Cole County, like Missouri and the rest of the nation, has seen a frightening increase in syphilis, a once-deadly sexually transmitted disease.
As we reported in a Sunday News Tribune story, Cole County has seen confirmed rates in syphilis spike from one in 2012 to 76 in 2018. Boone County also has seen exponential increases, but it still has only about half the cases Cole County does.
Nationally, the Centers for Disease Control said earlier this year that congenital syphilis has more than doubled in the past four years, reaching a 20-year high.
Syphilis is spread through vaginal, anal and oral sex. Missouri’s increase in syphilis rates initially was found to be in men who have sex with other men. Recently, the disease has shown up in all groups, particularly heterosexual women. And there has been an increase of syphilis being found in newborns.
The spiking rates of the STD has been blamed on increased promiscuity, prostitution, decreasing use of condoms, and unsafe sexual practices among men who have sex with men.
Cole County Health Director Kristi Campbell said social media — particularly “hook-up” apps — may play a role in the increased numbers of people with sexually transmitted diseases.
The bacterial infection has four stages, each with different symptoms. It was often a fatal disease until the availability of penicillin in the 1940s. Many famous people, perhaps most notably gangster Al Capone, have died from the disease.
So what can be done to decrease the rates of STD in general and syphilis in particular?
From a public policy standpoint, government already is doing its part. The county health department is working through schools to educate students about such diseases.
Education is a key. We have to continue to inform people, particularly young adults, that protected sex lowers the chance of getting syphilis, but abstinence guarantees it.
As a society, we also have to make it clear that we don’t approve of reckless sexual behavior that threatens not just you, but your partner.

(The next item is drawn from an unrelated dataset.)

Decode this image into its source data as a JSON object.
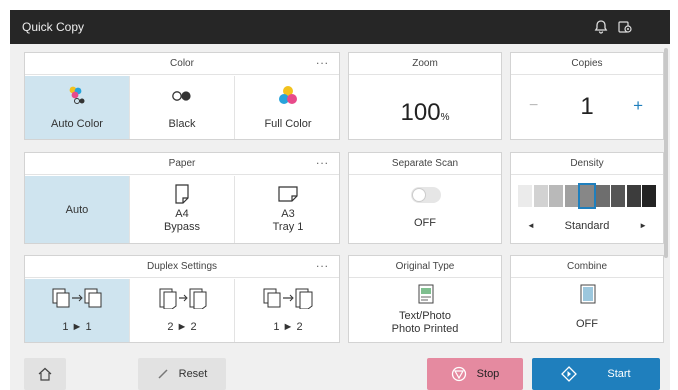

Government can only do so much, and so can societal expectations. At the end of the day, it’s a matter of personal responsibility.